Eric Alterman’s Think Again column last week looked – yet again – at the erosion of good professional investigative reporting, and examined – yet again – what if anything replaces it.
A few highly motivated individuals and organizations have attempted to fill the gap by founding new nonprofit media organizations. These include:
- The investigative team of reporters created by Propublica, which is funded by the civic-minded billionaires Herb and Marion Sandler and headed by Paul E. Steiger, former managing editor of The Wall Street Journal
- The Center for Independent Media, headed by David Bennahum, a former writer at Wired
- The creation of a series of local-news-oriented partnerships with journalism schools like those at Columbia and the City University of New York, or CUNY, which employ faculty and students to cover stories that are no longer economically affordable for local newspapers
- Too many other small and still incipient ventures to mention
. . . With the core news function of for-profit media increasingly on life support in the United States, we need to find ways to preserve investigative journalism
. . .
He points to countries who invest in a vigorous press, something the United States doesn’t do, likely because Americans are hostile to the idea.
. . . But as University of Illinois professor and tireless crusader for media democracy Robert McChesney and John Nichols point out:
… we looked at the Economist magazine, and they rank every country in the world on how democratic it is and how open its governance is, how little corruption there is, how free people are, their civil liberties. … and the top six countries they ranked as the freest, most democratic countries were just about the six heaviest press-subsidizing nations in the world. The United States ranks well below them. Then we looked at Freedom House, a conservative group whose whole mission is to monitor government censorship and . . . it ranks every country in the world on how free the private press are in each of these countries every year. … Well you go down their list of the six freest private presses in the world and they’re pretty much in the six most heavy press-subsidizing nations that have those vibrant freest press systems. The United States is tied for 21st.
From earlier in the column:
Americans currently pay about $1.35 each in tax dollars to support noncommercial media, compared to about $25 in Canada, Australia, and Germany; nearly $60 in Japan; $80 in Britain; and more than $100 in Denmark and Finland. A similar fee in the United States would yield as much as $35 billion every year.

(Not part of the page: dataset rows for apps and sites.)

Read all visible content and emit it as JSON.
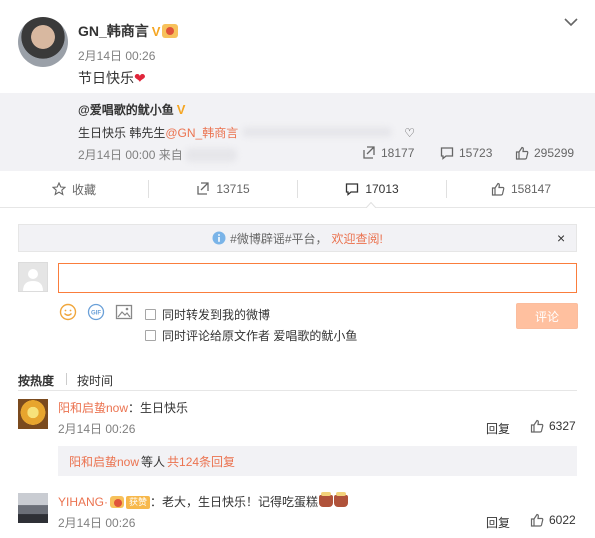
{
  "post": {
    "username": "GN_韩商言",
    "verified_badge": "V",
    "time": "2月14日 00:26",
    "text": "节日快乐",
    "emoji": "❤"
  },
  "repost": {
    "username": "@爱唱歌的鱿小鱼",
    "verified_badge": "V",
    "text_prefix": "生日快乐 韩先生",
    "mention": "@GN_韩商言",
    "text_suffix": "♡",
    "time": "2月14日 00:00 来自",
    "reposts": "18177",
    "comments": "15723",
    "likes": "295299"
  },
  "actions": {
    "favorite_label": "收藏",
    "repost_count": "13715",
    "comment_count": "17013",
    "like_count": "158147"
  },
  "notice": {
    "text": "#微博辟谣#平台，",
    "link": "欢迎查阅!",
    "close": "×"
  },
  "composer": {
    "input_value": "",
    "placeholder": "",
    "option_repost": "同时转发到我的微博",
    "option_comment_to_author": "同时评论给原文作者 爱唱歌的鱿小鱼",
    "submit_label": "评论"
  },
  "sort": {
    "hot": "按热度",
    "time": "按时间"
  },
  "comments": [
    {
      "name": "阳和启蛰now",
      "text": "：生日快乐",
      "time": "2月14日 00:26",
      "reply_label": "回复",
      "likes": "6327"
    },
    {
      "name": "YIHANG·",
      "medal": "获赞",
      "text": "：老大，生日快乐！记得吃蛋糕",
      "time": "2月14日 00:26",
      "reply_label": "回复",
      "likes": "6022"
    }
  ],
  "reply_summary": {
    "name": "阳和启蛰now",
    "middle": " 等人 ",
    "link": "共124条回复"
  },
  "colors": {
    "accent": "#eb7350",
    "input_border": "#fa7d3c",
    "submit_bg": "#ffc09f",
    "verified": "#f5a623",
    "panel_bg": "#f2f2f5"
  }
}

Thoughtful stuff – from someone who knows his stuff. (I am a serious fan.)